How To Cook Frozen Asparagus The Right Way

Versatile veggies like asparagus are the perfect kitchen staple to keep in the freezer. When it's time to cook them, more than a few techniques come to mind. From air fryers to ovens, which method works the best? When you're heating asparagus from a frozen state, opting for a frying pan is the right way to do it.

To make this wholesome appetizer come to life, start by taking the asparagus out of your freezer and laying a pan on the stove. Whether it's been frozen in pieces or full spears, this technique will work for both. Make sure the pan is hot, then add in a dash of olive oil. Now, sear the frozen asparagus until tender, which should only be a few minutes. Once the asparagus is cooked through, remove the pan from heat and plate the vegetables. From here, you can add sea salt and black pepper, or whatever other seasonings you have on hand.  

Fresh asparagus is a fragile vegetable, but frozen asparagus is a whole other beast. It doesn't need low heat and long cooking times to turn out exactly right. In fact, it needs the exact opposite to succeed.

Why this method works best

Some chefs might be more familiar with baking or roasting a bundle of asparagus. While these methods work well when asparagus is fresh, pan-frying the veggie when frozen helps ensure the texture and taste remain intact.

Because of the high heat of the pan, the asparagus will not need as long to cook, which prevents it from becoming wilted and limp. You have much better control of temperature when using a pan, too, compared to other methods, and this will prove vital when dealing with sensitive veggies like asparagus. Pan-frying frozen asparagus also allows the veggies to really sizzle in the oil or butter, lending a better flavor in the end. As a final bonus, pans often have one of the fastest cooking times out of all the other methods too.

Fresh and frozen asparagus are just not the same, and you can't force them to be. Frozen asparagus won't defrost like with other veggies because the excess water will leave it limp and undesirable. The bottom line: a fast sear while it's still frozen is the way to go. Don't waste the excess cooking time, and stick to the pan.

Other quick tips for frozen asparagus

As previously mentioned, if you swear by the use of an oven or air fryer, by all means, follow your heart; just know it might not be the same. Plus, while frozen asparagus might not be the best thing to roast, you can perfectly roast other types of frozen vegetables. Let's dig a little more into why frozen asparagus is the way to go — and why the pan is worth it.

While we dug a little into why you should pan-fry frozen asparagus, there are a lot of reasons why keeping the vegetable frozen is a good idea in the first place. Asparagus is notorious for going bad quickly and typically only lasts a few days in the fridge when it's fresh.

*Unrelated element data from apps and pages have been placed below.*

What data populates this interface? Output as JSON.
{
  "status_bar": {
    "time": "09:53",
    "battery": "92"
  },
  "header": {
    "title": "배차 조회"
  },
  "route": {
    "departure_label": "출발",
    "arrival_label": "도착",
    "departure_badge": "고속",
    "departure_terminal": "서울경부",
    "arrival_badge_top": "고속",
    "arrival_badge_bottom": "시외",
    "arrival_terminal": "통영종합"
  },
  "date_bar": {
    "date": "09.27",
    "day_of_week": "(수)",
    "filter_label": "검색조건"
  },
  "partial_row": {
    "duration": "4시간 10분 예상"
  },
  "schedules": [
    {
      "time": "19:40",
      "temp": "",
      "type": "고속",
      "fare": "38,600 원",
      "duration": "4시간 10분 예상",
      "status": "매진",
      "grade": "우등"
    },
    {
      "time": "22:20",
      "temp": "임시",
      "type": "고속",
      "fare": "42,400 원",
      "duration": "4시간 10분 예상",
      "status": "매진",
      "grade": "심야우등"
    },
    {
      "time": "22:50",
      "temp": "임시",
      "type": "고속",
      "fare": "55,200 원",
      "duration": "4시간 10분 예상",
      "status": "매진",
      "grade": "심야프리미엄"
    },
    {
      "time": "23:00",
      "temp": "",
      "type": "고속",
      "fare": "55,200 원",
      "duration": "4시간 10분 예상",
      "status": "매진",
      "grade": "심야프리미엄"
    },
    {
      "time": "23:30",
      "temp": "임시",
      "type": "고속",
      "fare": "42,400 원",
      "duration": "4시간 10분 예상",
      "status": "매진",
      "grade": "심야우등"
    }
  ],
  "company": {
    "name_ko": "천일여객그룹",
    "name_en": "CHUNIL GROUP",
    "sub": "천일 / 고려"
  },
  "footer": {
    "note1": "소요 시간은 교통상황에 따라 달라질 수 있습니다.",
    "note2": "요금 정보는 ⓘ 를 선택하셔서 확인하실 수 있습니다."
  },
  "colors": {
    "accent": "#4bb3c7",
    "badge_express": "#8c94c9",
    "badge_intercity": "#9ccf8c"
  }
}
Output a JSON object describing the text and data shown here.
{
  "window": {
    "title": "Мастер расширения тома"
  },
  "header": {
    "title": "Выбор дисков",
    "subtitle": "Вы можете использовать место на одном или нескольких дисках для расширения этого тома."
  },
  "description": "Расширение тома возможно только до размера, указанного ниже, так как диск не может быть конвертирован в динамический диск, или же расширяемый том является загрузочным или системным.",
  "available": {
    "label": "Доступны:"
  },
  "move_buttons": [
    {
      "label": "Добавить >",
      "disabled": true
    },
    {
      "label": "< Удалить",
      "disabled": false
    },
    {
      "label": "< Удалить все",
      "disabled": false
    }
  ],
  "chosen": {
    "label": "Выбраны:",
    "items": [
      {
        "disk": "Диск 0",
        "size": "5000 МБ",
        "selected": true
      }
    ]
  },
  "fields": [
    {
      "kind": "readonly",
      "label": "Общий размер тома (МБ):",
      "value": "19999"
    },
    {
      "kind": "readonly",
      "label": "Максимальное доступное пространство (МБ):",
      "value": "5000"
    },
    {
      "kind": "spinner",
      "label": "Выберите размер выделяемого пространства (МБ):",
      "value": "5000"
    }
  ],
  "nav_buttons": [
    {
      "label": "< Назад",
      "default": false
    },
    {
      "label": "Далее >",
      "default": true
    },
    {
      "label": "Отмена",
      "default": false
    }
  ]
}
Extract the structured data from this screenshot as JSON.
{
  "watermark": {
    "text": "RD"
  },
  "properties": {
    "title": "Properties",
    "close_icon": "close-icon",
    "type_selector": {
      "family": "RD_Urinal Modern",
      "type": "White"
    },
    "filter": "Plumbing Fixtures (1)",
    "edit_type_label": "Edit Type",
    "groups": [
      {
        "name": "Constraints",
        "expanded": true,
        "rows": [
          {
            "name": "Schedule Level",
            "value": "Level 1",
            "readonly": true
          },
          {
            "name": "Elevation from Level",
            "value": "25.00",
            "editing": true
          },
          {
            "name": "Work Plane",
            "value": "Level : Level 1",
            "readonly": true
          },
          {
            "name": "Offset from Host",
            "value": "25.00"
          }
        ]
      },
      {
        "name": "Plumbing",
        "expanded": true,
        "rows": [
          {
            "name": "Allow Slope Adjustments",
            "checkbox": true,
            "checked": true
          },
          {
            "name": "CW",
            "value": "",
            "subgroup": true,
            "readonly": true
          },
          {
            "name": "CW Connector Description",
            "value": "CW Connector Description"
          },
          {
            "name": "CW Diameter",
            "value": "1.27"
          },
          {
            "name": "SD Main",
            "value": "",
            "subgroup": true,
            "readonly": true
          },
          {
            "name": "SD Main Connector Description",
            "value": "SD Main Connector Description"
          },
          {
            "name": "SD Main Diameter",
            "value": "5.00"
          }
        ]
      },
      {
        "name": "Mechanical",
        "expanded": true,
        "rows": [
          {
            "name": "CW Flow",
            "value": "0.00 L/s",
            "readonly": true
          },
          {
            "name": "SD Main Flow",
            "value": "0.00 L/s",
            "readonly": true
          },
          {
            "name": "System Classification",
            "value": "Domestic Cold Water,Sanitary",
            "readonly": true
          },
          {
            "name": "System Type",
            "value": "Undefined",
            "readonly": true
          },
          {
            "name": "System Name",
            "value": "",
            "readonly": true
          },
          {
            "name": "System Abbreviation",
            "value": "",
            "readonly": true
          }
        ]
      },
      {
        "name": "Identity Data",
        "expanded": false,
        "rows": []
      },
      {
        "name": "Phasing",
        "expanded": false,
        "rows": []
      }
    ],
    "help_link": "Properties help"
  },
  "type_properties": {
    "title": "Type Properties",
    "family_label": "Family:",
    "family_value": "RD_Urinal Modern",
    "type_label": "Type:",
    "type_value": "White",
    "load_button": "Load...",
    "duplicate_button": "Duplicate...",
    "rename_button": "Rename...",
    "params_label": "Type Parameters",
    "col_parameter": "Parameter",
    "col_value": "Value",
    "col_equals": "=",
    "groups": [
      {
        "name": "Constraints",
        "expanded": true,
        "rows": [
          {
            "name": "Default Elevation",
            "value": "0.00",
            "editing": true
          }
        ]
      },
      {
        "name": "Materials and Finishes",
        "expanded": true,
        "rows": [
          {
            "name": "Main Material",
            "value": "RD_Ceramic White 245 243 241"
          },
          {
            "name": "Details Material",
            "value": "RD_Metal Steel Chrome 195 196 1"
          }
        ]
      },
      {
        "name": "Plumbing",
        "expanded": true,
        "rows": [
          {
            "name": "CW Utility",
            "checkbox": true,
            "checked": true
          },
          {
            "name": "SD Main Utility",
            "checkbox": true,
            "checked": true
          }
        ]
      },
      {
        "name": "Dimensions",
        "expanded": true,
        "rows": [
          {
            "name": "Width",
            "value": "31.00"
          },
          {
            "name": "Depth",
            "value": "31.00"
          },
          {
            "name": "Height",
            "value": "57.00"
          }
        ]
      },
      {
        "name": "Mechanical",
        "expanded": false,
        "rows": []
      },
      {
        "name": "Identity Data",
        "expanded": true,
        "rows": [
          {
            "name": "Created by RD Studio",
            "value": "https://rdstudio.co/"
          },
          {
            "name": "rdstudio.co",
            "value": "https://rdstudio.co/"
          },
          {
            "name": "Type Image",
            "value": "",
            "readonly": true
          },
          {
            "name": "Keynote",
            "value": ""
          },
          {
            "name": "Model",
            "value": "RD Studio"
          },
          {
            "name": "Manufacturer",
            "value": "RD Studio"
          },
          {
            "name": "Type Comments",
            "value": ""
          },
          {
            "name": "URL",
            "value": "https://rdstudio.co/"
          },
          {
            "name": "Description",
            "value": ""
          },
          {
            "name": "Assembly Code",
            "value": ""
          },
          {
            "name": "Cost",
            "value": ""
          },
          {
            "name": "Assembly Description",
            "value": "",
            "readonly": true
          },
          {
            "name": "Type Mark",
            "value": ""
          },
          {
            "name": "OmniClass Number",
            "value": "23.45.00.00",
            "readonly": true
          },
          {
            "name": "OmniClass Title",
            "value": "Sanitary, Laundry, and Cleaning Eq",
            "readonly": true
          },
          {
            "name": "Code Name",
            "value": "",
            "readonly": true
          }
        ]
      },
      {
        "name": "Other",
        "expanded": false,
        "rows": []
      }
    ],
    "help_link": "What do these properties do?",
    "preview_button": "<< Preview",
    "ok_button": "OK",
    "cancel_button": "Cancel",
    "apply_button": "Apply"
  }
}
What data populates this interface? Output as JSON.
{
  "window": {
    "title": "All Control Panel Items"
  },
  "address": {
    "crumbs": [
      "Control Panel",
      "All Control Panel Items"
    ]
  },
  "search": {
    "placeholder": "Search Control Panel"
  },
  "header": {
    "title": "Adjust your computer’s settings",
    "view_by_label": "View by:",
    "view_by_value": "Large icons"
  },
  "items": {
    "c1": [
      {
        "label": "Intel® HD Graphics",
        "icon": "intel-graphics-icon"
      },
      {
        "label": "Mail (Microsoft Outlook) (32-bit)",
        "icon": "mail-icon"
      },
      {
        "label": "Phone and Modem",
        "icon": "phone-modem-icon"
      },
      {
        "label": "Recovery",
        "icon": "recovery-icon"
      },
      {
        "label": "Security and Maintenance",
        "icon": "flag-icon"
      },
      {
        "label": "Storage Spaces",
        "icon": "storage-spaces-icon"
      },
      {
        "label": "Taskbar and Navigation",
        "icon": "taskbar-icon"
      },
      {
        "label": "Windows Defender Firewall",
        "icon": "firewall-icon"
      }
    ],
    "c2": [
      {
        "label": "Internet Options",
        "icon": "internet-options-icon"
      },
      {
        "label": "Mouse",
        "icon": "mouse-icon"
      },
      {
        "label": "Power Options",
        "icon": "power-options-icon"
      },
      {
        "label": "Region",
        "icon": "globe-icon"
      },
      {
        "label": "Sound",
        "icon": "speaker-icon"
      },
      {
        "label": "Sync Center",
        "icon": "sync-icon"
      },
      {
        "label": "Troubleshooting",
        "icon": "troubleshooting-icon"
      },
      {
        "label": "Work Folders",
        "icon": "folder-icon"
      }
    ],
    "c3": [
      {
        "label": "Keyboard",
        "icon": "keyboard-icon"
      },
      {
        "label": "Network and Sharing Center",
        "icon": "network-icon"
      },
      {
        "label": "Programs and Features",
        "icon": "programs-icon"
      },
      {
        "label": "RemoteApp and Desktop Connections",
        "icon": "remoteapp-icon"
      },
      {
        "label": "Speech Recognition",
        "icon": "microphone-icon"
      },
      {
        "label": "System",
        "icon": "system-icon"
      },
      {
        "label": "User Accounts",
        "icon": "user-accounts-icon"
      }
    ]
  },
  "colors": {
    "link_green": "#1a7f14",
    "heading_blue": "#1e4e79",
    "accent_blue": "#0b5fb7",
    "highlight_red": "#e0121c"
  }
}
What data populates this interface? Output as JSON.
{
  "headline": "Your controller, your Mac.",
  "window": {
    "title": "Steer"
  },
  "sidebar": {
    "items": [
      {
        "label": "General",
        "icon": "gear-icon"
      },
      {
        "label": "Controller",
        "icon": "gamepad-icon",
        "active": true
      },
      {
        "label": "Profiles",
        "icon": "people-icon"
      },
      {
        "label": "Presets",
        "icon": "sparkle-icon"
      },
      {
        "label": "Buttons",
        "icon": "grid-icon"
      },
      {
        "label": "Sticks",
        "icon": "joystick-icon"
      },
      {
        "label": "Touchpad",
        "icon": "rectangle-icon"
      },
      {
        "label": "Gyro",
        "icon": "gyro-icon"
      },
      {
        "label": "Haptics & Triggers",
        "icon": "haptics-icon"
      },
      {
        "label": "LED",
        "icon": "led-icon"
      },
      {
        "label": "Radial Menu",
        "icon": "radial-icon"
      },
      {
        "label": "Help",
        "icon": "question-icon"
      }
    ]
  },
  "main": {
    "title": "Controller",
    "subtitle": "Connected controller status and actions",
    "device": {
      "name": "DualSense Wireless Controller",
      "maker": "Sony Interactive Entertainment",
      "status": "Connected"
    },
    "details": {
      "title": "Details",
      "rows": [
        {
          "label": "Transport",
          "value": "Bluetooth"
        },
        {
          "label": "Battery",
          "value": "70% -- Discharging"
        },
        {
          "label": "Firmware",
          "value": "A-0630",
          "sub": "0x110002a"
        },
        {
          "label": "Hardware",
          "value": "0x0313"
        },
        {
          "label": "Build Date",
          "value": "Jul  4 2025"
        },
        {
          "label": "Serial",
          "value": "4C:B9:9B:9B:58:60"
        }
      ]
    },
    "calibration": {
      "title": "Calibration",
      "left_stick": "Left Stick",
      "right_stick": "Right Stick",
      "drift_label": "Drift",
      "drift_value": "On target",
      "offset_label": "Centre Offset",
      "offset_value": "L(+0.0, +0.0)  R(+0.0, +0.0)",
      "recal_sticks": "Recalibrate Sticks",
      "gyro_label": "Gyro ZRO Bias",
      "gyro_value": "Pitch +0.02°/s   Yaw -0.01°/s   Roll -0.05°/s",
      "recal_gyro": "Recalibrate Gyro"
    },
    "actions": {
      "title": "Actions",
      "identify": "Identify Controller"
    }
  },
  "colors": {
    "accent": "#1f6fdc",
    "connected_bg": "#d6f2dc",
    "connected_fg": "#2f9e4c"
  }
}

Sticking the bundle in the freezer can extend its shelf life by eight or nine months, depending on how you prep it. 

Even after it's frozen, it can taste just as good as fresh, too — if you cook it right, that is. Asparagus is 93% water, so once it's frozen, it's very easy for it to turn into a mushy mess once you reheat it. Remember, when it's time to cook, you only need to heat it up fast in a pan, and you're good to go.